» **TASK REQUIREMENTS**
In the records below, which lines include "mobile"? Copy them.
DATASET RECORDS below:
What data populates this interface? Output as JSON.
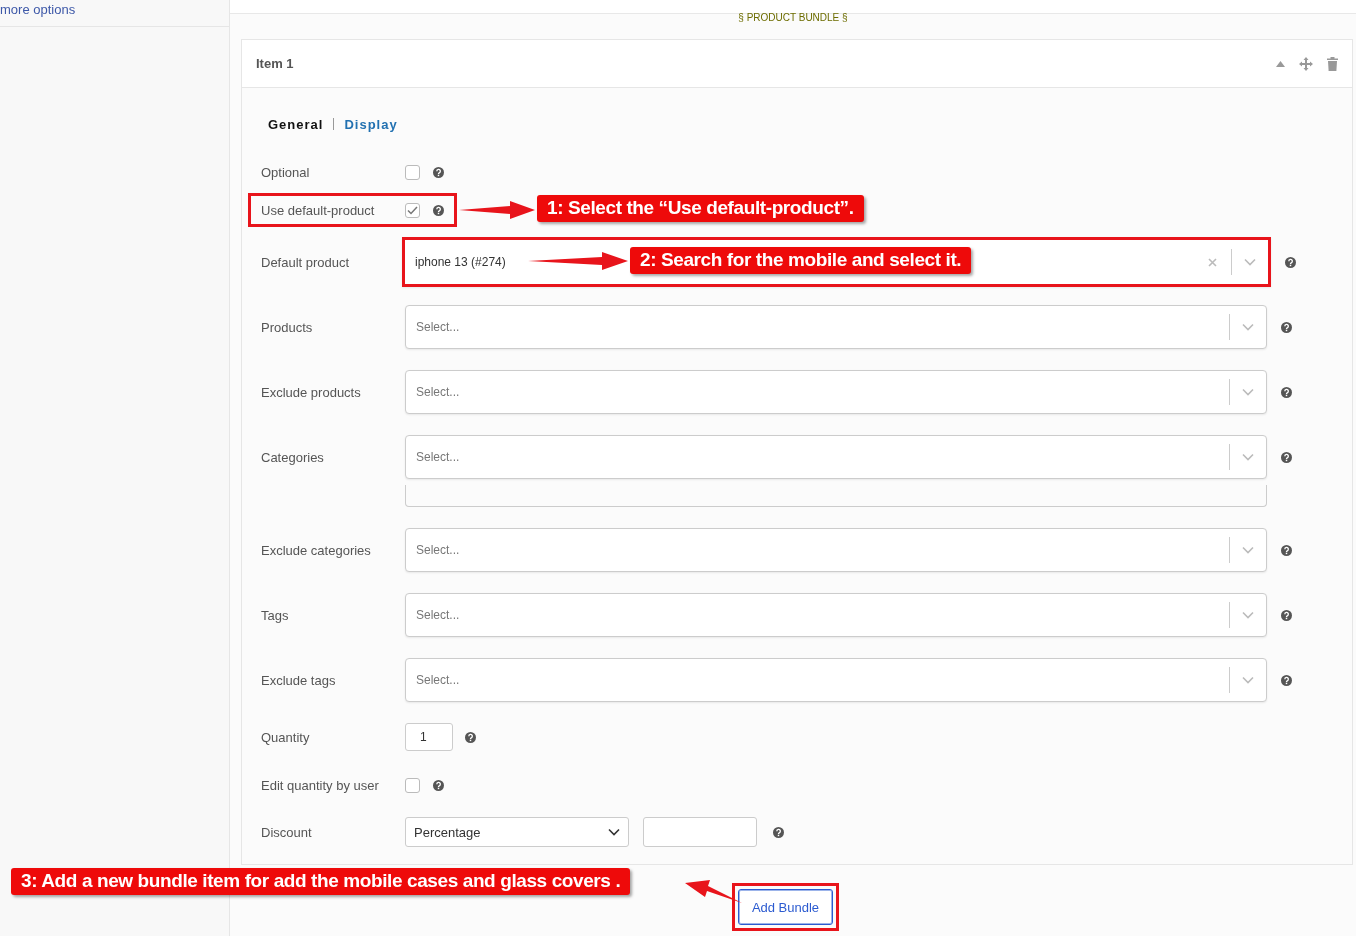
{
  "sidebar": {
    "link": "more options"
  },
  "section_title": "§ PRODUCT BUNDLE §",
  "item": {
    "title": "Item 1",
    "tabs": [
      {
        "label": "General",
        "selected": true
      },
      {
        "label": "Display",
        "selected": false
      }
    ],
    "fields": [
      {
        "kind": "checkbox",
        "label": "Optional",
        "checked": false,
        "highlighted": false
      },
      {
        "kind": "checkbox",
        "label": "Use default-product",
        "checked": true,
        "highlighted": true
      },
      {
        "kind": "select",
        "label": "Default product",
        "value": "iphone 13 (#274)",
        "clearable": true,
        "highlighted": true
      },
      {
        "kind": "select",
        "label": "Products",
        "placeholder": "Select...",
        "clearable": false,
        "highlighted": false
      },
      {
        "kind": "select",
        "label": "Exclude products",
        "placeholder": "Select...",
        "clearable": false,
        "highlighted": false
      },
      {
        "kind": "select",
        "label": "Categories",
        "placeholder": "Select...",
        "clearable": false,
        "highlighted": false
      },
      {
        "kind": "panel-edge"
      },
      {
        "kind": "select",
        "label": "Exclude categories",
        "placeholder": "Select...",
        "clearable": false,
        "highlighted": false
      },
      {
        "kind": "select",
        "label": "Tags",
        "placeholder": "Select...",
        "clearable": false,
        "highlighted": false
      },
      {
        "kind": "select",
        "label": "Exclude tags",
        "placeholder": "Select...",
        "clearable": false,
        "highlighted": false
      },
      {
        "kind": "number",
        "label": "Quantity",
        "value": "1"
      },
      {
        "kind": "checkbox",
        "label": "Edit quantity by user",
        "checked": false,
        "highlighted": false
      },
      {
        "kind": "discount",
        "label": "Discount",
        "value": "Percentage"
      }
    ]
  },
  "add_button": {
    "label": "Add Bundle",
    "highlighted": true
  },
  "annotations": [
    {
      "text": "1: Select the “Use default-product”."
    },
    {
      "text": "2:  Search for the mobile and select it."
    },
    {
      "text": "3: Add a new bundle item for add the mobile cases and glass covers ."
    }
  ]
}
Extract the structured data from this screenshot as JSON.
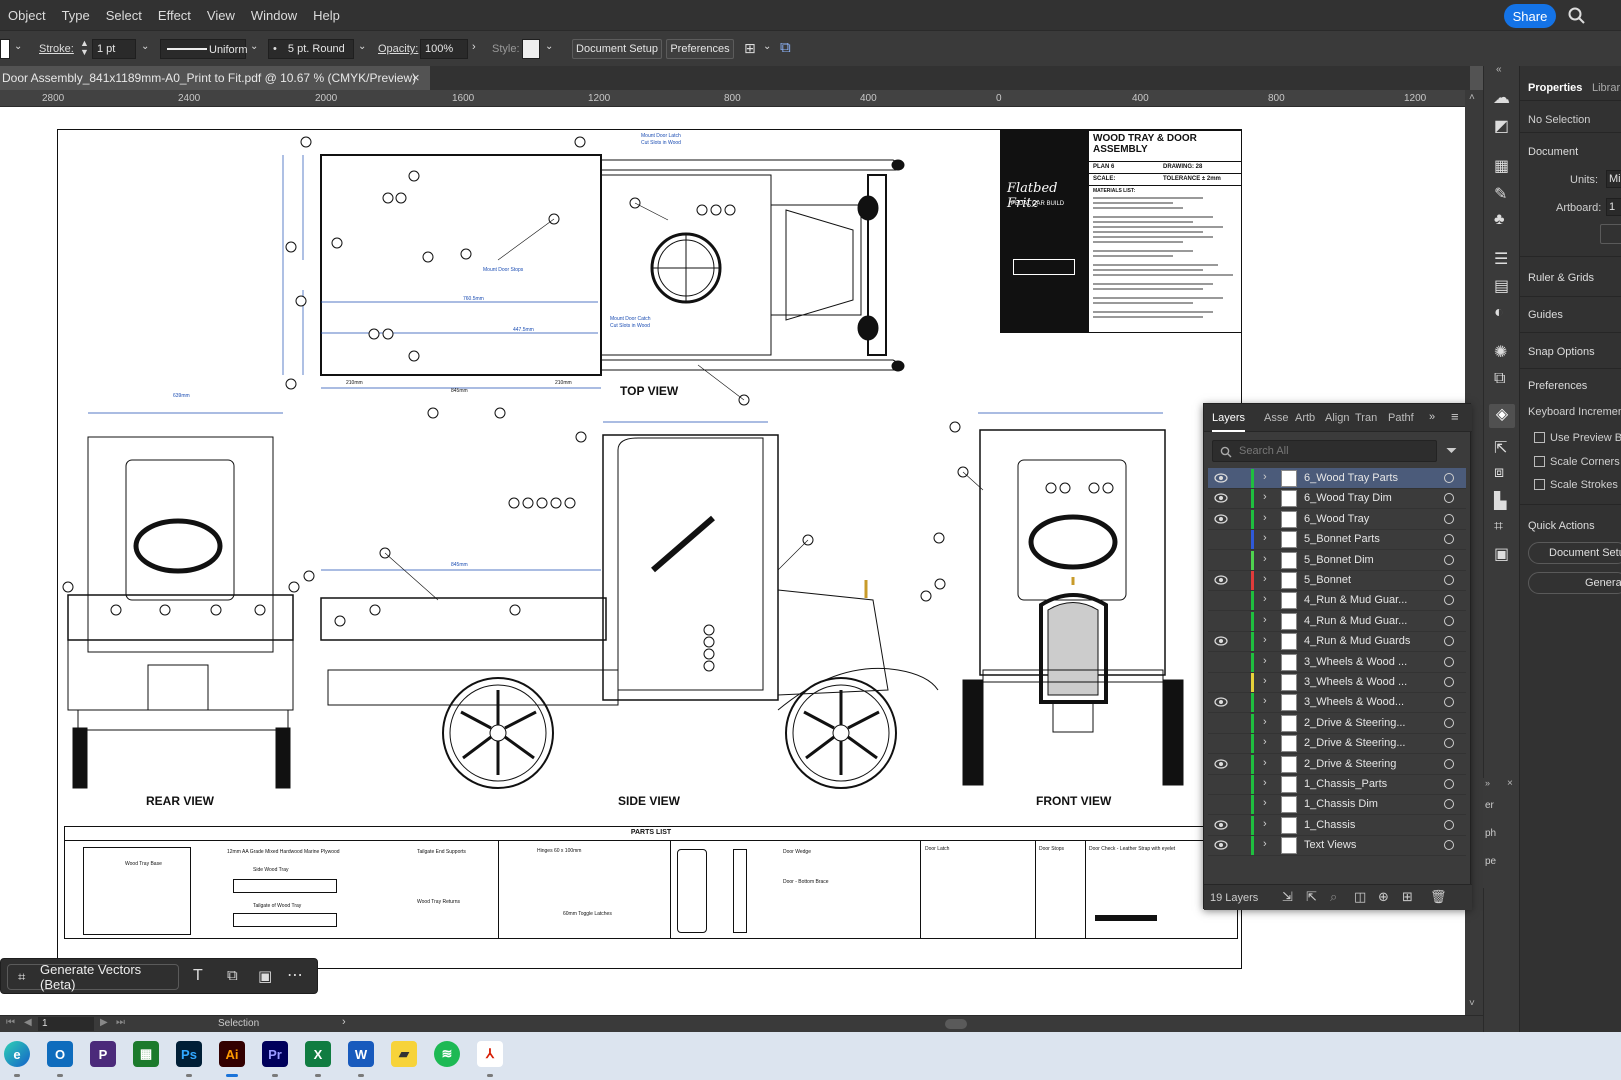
{
  "menubar": {
    "items": [
      "Object",
      "Type",
      "Select",
      "Effect",
      "View",
      "Window",
      "Help"
    ],
    "share_label": "Share"
  },
  "controlbar": {
    "stroke_label": "Stroke:",
    "stroke_weight": "1 pt",
    "stroke_profile": "Uniform",
    "brush": "5 pt. Round",
    "opacity_label": "Opacity:",
    "opacity_value": "100%",
    "style_label": "Style:",
    "document_setup": "Document Setup",
    "preferences": "Preferences"
  },
  "doctab": {
    "title": "Door Assembly_841x1189mm-A0_Print to Fit.pdf @ 10.67 % (CMYK/Preview)",
    "close": "×"
  },
  "ruler": {
    "ticks": [
      "2800",
      "2400",
      "2000",
      "1600",
      "1200",
      "800",
      "400",
      "0",
      "400",
      "800",
      "1200"
    ]
  },
  "drawing": {
    "title_block": {
      "title_line1": "WOOD TRAY & DOOR",
      "title_line2": "ASSEMBLY",
      "plan": "PLAN 6",
      "drawing": "DRAWING: 28",
      "scale": "SCALE:",
      "tolerance": "TOLERANCE ± 2mm",
      "logo_text": "Flatbed Fritz",
      "logo_sub": "PEDAL CAR BUILD",
      "materials_heading": "MATERIALS LIST:"
    },
    "views": {
      "top": "TOP VIEW",
      "rear": "REAR VIEW",
      "side": "SIDE VIEW",
      "front": "FRONT VIEW"
    },
    "parts_list_heading": "PARTS LIST",
    "annotations": {
      "mount_door_latch": "Mount Door Latch",
      "cut_slots_in_wood": "Cut Slots in Wood",
      "mount_door_stops": "Mount Door Stops",
      "mount_door_catch": "Mount Door Catch",
      "dim_760": "760.5mm",
      "dim_447": "447.5mm",
      "dim_210a": "210mm",
      "dim_845": "845mm",
      "dim_210b": "210mm",
      "dim_639": "639mm",
      "dim_845_side": "845mm"
    },
    "parts": {
      "p1": "Wood Tray Base",
      "p2": "12mm AA Grade Mixed Hardwood Marine Plywood",
      "p3": "Side Wood Tray",
      "p4": "Tailgate of Wood Tray",
      "p5": "Tailgate End Supports",
      "p6": "Wood Tray Returns",
      "p7": "Hinges 60 x 100mm",
      "p8": "60mm Toggle Latches",
      "p9": "Door Wedge",
      "p10": "Door - Bottom Brace",
      "p11": "Door Latch",
      "p12": "Door Stops",
      "p13": "Door Check - Leather Strap with eyelet"
    }
  },
  "layers_panel": {
    "tabs": [
      "Layers",
      "Asset",
      "Artb",
      "Align",
      "Tran",
      "Pathf"
    ],
    "search_placeholder": "Search All",
    "count": "19 Layers",
    "rows": [
      {
        "name": "6_Wood Tray Parts",
        "color": "#1fbf3f",
        "eye": true,
        "selected": true
      },
      {
        "name": "6_Wood Tray Dim",
        "color": "#1fbf3f",
        "eye": true,
        "selected": false
      },
      {
        "name": "6_Wood Tray",
        "color": "#1fbf3f",
        "eye": true,
        "selected": false
      },
      {
        "name": "5_Bonnet Parts",
        "color": "#2f59d8",
        "eye": false,
        "selected": false
      },
      {
        "name": "5_Bonnet Dim",
        "color": "#4fd34f",
        "eye": false,
        "selected": false
      },
      {
        "name": "5_Bonnet",
        "color": "#e03b3b",
        "eye": true,
        "selected": false
      },
      {
        "name": "4_Run & Mud Guar...",
        "color": "#1fbf3f",
        "eye": false,
        "selected": false
      },
      {
        "name": "4_Run & Mud Guar...",
        "color": "#1fbf3f",
        "eye": false,
        "selected": false
      },
      {
        "name": "4_Run & Mud Guards",
        "color": "#1fbf3f",
        "eye": true,
        "selected": false
      },
      {
        "name": "3_Wheels & Wood ...",
        "color": "#1fbf3f",
        "eye": false,
        "selected": false
      },
      {
        "name": "3_Wheels & Wood ...",
        "color": "#e6d23a",
        "eye": false,
        "selected": false
      },
      {
        "name": "3_Wheels & Wood...",
        "color": "#1fbf3f",
        "eye": true,
        "selected": false
      },
      {
        "name": "2_Drive & Steering...",
        "color": "#1fbf3f",
        "eye": false,
        "selected": false
      },
      {
        "name": "2_Drive & Steering...",
        "color": "#1fbf3f",
        "eye": false,
        "selected": false
      },
      {
        "name": "2_Drive & Steering",
        "color": "#1fbf3f",
        "eye": true,
        "selected": false
      },
      {
        "name": "1_Chassis_Parts",
        "color": "#1fbf3f",
        "eye": false,
        "selected": false
      },
      {
        "name": "1_Chassis Dim",
        "color": "#1fbf3f",
        "eye": false,
        "selected": false
      },
      {
        "name": "1_Chassis",
        "color": "#1fbf3f",
        "eye": true,
        "selected": false
      },
      {
        "name": "Text Views",
        "color": "#1fbf3f",
        "eye": true,
        "selected": false
      }
    ]
  },
  "properties": {
    "tabs": [
      "Properties",
      "Librar"
    ],
    "no_selection": "No Selection",
    "document": "Document",
    "units_label": "Units:",
    "units_value": "Mi",
    "artboard_label": "Artboard:",
    "artboard_value": "1",
    "ruler_grids": "Ruler & Grids",
    "guides": "Guides",
    "snap_options": "Snap Options",
    "preferences": "Preferences",
    "keyboard_increment": "Keyboard Increment",
    "use_preview_bounds": "Use Preview Bou",
    "scale_corners": "Scale Corners",
    "scale_strokes": "Scale Strokes &",
    "quick_actions": "Quick Actions",
    "document_setup": "Document Setu",
    "general": "Genera"
  },
  "minipanel": {
    "items": [
      "er",
      "ph",
      "pe"
    ]
  },
  "generate": {
    "label": "Generate Vectors (Beta)"
  },
  "statusbar": {
    "artboard_num": "1",
    "tool": "Selection"
  },
  "taskbar": {
    "apps": [
      "Edge",
      "Outlook",
      "Publisher",
      "Camtasia",
      "Photoshop",
      "Illustrator",
      "Premiere",
      "Excel",
      "Word",
      "Sticky Notes",
      "Spotify",
      "Acrobat"
    ]
  }
}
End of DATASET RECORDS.
» **SOLUTION FOR THIS PROBLEM**
      "text": "2:  Search for the mobile and select it."
      "text": "3: Add a new bundle item for add the mobile cases and glass covers ."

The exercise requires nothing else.